• Work instruction: Look through the data and write out every line with the word "Francisco" in it.
Start of Supplied data
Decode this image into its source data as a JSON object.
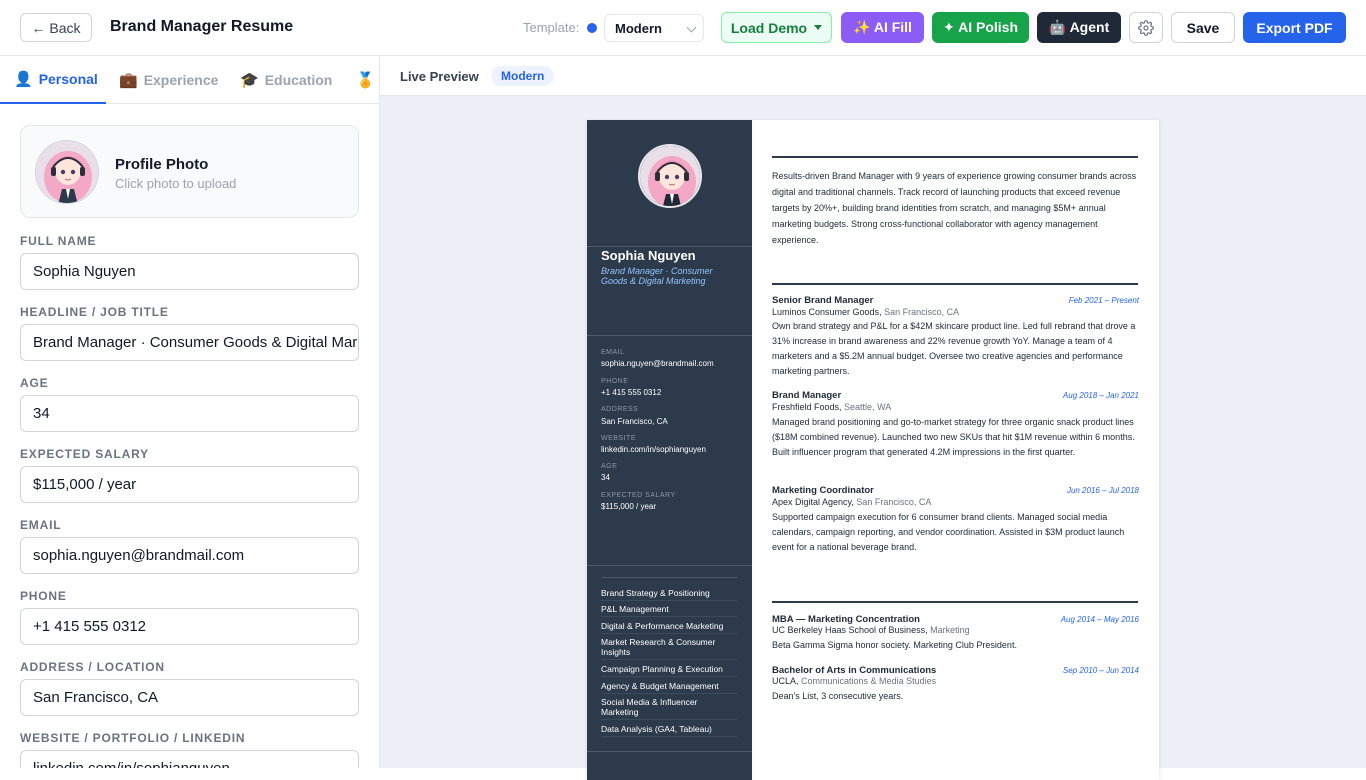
{
  "header": {
    "back_label": "← Back",
    "doc_title": "Brand Manager Resume",
    "template_label": "Template:",
    "template_value": "Modern",
    "load_demo_label": "Load Demo",
    "ai_fill_label": "✨ AI Fill",
    "ai_polish_label": "✦ AI Polish",
    "agent_label": "🤖 Agent",
    "save_label": "Save",
    "export_label": "Export PDF",
    "accent": "#2563eb"
  },
  "tabs": [
    {
      "icon": "👤",
      "label": "Personal",
      "active": true
    },
    {
      "icon": "💼",
      "label": "Experience",
      "active": false
    },
    {
      "icon": "🎓",
      "label": "Education",
      "active": false
    },
    {
      "icon": "🏅",
      "label": "",
      "active": false
    }
  ],
  "photo": {
    "title": "Profile Photo",
    "subtitle": "Click photo to upload"
  },
  "fields": [
    {
      "label": "FULL NAME",
      "value": "Sophia Nguyen"
    },
    {
      "label": "HEADLINE / JOB TITLE",
      "value": "Brand Manager · Consumer Goods & Digital Marketing"
    },
    {
      "label": "AGE",
      "value": "34"
    },
    {
      "label": "EXPECTED SALARY",
      "value": "$115,000 / year"
    },
    {
      "label": "EMAIL",
      "value": "sophia.nguyen@brandmail.com"
    },
    {
      "label": "PHONE",
      "value": "+1 415 555 0312"
    },
    {
      "label": "ADDRESS / LOCATION",
      "value": "San Francisco, CA"
    },
    {
      "label": "WEBSITE / PORTFOLIO / LINKEDIN",
      "value": "linkedin.com/in/sophianguyen"
    }
  ],
  "preview": {
    "title": "Live Preview",
    "badge": "Modern"
  },
  "resume": {
    "name": "Sophia Nguyen",
    "headline": "Brand Manager · Consumer Goods & Digital Marketing",
    "contact": [
      {
        "key": "EMAIL",
        "value": "sophia.nguyen@brandmail.com"
      },
      {
        "key": "PHONE",
        "value": "+1 415 555 0312"
      },
      {
        "key": "ADDRESS",
        "value": "San Francisco, CA"
      },
      {
        "key": "WEBSITE",
        "value": "linkedin.com/in/sophianguyen"
      },
      {
        "key": "AGE",
        "value": "34"
      },
      {
        "key": "EXPECTED SALARY",
        "value": "$115,000 / year"
      }
    ],
    "skills": [
      "Brand Strategy & Positioning",
      "P&L Management",
      "Digital & Performance Marketing",
      "Market Research & Consumer Insights",
      "Campaign Planning & Execution",
      "Agency & Budget Management",
      "Social Media & Influencer Marketing",
      "Data Analysis (GA4, Tableau)"
    ],
    "summary": "Results-driven Brand Manager with 9 years of experience growing consumer brands across digital and traditional channels. Track record of launching products that exceed revenue targets by 20%+, building brand identities from scratch, and managing $5M+ annual marketing budgets. Strong cross-functional collaborator with agency management experience.",
    "experience": [
      {
        "title": "Senior Brand Manager",
        "dates": "Feb 2021 – Present",
        "org": "Luminos Consumer Goods",
        "location": "San Francisco, CA",
        "desc": "Own brand strategy and P&L for a $42M skincare product line. Led full rebrand that drove a 31% increase in brand awareness and 22% revenue growth YoY. Manage a team of 4 marketers and a $5.2M annual budget. Oversee two creative agencies and performance marketing partners."
      },
      {
        "title": "Brand Manager",
        "dates": "Aug 2018 – Jan 2021",
        "org": "Freshfield Foods",
        "location": "Seattle, WA",
        "desc": "Managed brand positioning and go-to-market strategy for three organic snack product lines ($18M combined revenue). Launched two new SKUs that hit $1M revenue within 6 months. Built influencer program that generated 4.2M impressions in the first quarter."
      },
      {
        "title": "Marketing Coordinator",
        "dates": "Jun 2016 – Jul 2018",
        "org": "Apex Digital Agency",
        "location": "San Francisco, CA",
        "desc": "Supported campaign execution for 6 consumer brand clients. Managed social media calendars, campaign reporting, and vendor coordination. Assisted in $3M product launch event for a national beverage brand."
      }
    ],
    "education": [
      {
        "title": "MBA — Marketing Concentration",
        "dates": "Aug 2014 – May 2016",
        "org": "UC Berkeley Haas School of Business",
        "location": "Marketing",
        "desc": "Beta Gamma Sigma honor society. Marketing Club President."
      },
      {
        "title": "Bachelor of Arts in Communications",
        "dates": "Sep 2010 – Jun 2014",
        "org": "UCLA",
        "location": "Communications & Media Studies",
        "desc": "Dean's List, 3 consecutive years."
      }
    ]
  }
}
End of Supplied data
• Response area:
      "value": "San Francisco, CA"
        "value": "San Francisco, CA"
        "location": "San Francisco, CA",
        "location": "San Francisco, CA",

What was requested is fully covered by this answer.